Monday, February 28, 2022

Global profiling of phosphorylation-dependent changes in cysteine reactivity [@estherkemper1

Kemper, E.K., Zhang, Y., Dix, M.M. & Benjamin F. Cravatt.

Nat Methods, 2022

Proteomics has revealed that the ~20,000 human genes engender a far greater number of proteins, or proteoforms, that are diversified in large part by post-translational modifications (PTMs). How such PTMs affect protein structure and function is an  active  area  of  research  but  remains  technically  challenging  to  assess  on  a  proteome-wide  scale.  Here,  we  describe  a  chemical proteomic method to quantitatively relate serine/threonine phosphorylation to changes in the reactivity of cysteine residues, a parameter that can affect the potential for cysteines to be post-translationally modified or engaged by covalent drugs.
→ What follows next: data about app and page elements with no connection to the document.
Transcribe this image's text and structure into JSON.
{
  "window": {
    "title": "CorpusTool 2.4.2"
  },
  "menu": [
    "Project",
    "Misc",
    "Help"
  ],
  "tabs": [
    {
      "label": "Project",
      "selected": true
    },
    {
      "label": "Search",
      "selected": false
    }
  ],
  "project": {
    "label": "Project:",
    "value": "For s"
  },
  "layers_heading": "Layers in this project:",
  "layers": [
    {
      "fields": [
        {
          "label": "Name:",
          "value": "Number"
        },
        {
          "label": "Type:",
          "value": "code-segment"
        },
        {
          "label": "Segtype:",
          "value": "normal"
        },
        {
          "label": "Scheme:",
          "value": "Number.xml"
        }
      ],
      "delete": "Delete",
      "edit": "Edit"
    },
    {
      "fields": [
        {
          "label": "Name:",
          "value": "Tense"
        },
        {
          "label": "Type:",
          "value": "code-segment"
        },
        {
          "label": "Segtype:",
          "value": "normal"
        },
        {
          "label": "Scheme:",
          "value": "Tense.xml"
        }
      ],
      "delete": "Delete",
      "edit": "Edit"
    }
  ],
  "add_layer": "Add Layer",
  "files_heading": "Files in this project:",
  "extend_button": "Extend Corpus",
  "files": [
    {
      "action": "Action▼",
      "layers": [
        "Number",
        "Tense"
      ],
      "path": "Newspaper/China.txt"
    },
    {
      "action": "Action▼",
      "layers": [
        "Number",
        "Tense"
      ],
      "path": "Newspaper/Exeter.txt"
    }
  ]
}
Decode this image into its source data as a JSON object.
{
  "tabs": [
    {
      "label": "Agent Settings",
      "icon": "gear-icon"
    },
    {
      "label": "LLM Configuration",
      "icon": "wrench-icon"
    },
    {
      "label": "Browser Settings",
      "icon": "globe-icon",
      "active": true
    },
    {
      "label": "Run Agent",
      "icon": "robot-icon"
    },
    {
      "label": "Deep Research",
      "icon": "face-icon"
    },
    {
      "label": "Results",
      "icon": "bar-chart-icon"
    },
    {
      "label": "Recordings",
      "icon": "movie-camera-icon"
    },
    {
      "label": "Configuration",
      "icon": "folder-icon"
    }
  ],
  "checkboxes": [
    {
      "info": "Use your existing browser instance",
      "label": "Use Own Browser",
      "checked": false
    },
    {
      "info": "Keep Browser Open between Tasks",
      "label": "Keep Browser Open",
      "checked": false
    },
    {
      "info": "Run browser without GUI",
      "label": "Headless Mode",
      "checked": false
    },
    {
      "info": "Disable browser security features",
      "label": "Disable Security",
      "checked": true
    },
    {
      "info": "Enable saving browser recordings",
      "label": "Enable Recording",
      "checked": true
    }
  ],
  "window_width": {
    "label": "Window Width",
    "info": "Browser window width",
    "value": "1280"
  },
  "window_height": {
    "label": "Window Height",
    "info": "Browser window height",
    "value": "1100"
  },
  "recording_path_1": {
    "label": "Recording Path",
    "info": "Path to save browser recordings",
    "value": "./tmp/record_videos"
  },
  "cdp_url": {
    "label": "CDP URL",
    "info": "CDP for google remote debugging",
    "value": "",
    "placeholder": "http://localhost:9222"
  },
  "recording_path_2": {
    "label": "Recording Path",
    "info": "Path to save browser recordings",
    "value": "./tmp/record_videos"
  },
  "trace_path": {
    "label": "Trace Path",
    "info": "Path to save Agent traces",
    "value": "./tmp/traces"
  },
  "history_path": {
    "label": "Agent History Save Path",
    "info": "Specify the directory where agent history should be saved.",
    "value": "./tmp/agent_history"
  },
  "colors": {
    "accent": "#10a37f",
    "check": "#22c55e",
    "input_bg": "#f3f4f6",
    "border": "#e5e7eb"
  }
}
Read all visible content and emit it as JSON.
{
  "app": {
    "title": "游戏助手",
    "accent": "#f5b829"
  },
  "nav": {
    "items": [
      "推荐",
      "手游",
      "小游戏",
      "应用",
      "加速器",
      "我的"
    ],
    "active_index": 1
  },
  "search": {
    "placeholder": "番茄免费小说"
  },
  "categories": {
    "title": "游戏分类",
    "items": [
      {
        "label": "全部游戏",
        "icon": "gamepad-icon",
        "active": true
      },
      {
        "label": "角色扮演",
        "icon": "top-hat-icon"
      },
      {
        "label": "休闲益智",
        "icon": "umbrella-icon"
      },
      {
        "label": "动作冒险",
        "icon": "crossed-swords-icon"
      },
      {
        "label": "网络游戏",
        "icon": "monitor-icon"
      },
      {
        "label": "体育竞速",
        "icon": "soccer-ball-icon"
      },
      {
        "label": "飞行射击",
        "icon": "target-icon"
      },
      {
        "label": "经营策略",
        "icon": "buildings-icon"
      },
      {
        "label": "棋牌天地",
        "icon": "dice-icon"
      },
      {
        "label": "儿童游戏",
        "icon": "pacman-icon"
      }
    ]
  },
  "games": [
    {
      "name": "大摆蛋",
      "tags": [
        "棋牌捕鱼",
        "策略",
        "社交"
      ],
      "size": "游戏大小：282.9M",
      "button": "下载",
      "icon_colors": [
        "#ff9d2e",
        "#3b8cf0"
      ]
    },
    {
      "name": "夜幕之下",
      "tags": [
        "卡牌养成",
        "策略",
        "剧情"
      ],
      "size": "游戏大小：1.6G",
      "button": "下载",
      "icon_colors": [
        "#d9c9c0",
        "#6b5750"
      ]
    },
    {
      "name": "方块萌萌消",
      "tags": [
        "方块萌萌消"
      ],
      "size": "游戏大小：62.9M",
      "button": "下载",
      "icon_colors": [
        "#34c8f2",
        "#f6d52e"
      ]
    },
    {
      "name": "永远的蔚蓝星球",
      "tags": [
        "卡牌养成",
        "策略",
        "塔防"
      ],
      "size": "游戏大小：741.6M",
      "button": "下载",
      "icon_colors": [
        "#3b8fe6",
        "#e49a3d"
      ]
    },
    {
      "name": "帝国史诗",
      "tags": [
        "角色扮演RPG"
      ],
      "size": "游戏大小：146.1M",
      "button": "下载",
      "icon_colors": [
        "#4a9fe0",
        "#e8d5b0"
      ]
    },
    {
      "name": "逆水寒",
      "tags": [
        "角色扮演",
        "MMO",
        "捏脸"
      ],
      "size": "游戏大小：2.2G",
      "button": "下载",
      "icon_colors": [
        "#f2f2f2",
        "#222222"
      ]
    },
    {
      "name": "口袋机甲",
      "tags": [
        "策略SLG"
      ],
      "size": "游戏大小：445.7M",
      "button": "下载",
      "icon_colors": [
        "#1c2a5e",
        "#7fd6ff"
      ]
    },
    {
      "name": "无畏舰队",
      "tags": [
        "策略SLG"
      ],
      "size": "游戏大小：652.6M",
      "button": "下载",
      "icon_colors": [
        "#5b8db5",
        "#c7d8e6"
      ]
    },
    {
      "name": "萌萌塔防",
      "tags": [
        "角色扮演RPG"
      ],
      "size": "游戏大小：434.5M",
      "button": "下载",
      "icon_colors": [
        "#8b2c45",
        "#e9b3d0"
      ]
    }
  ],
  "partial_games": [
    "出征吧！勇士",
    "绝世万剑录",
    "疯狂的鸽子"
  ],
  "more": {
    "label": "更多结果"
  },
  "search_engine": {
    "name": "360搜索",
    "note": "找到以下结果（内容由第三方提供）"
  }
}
Leveraging the extensive high-stoichiometry phosphorylation occurring in mitotic cells, we discover numerous cysteines that exhibit phosphorylation-dependent changes in reactivity on diverse proteins enriched in cell cycle regulatory pathways. The discovery  of  bidirectional  changes  in  cysteine  reactivity often  occurring  in  proximity  to  serine/threonine  phosphorylation events points to the broad impact of phosphorylation on the chemical reactivity of proteins and the future potential to create small-molecule probes that differentially target proteoforms with PTMs.

Discovery and Characterization of a Novel Series of Chloropyrimidines as Covalent Inhibitors of the Kinase MSK1

Adrian Hall, Jan Abendroth, Madison J. Bolejack, Tom Ceska, Sylvie Dell’Aiera, Victoria Ellis, David Fox, Cyril François, Muigai M. Muruthi,...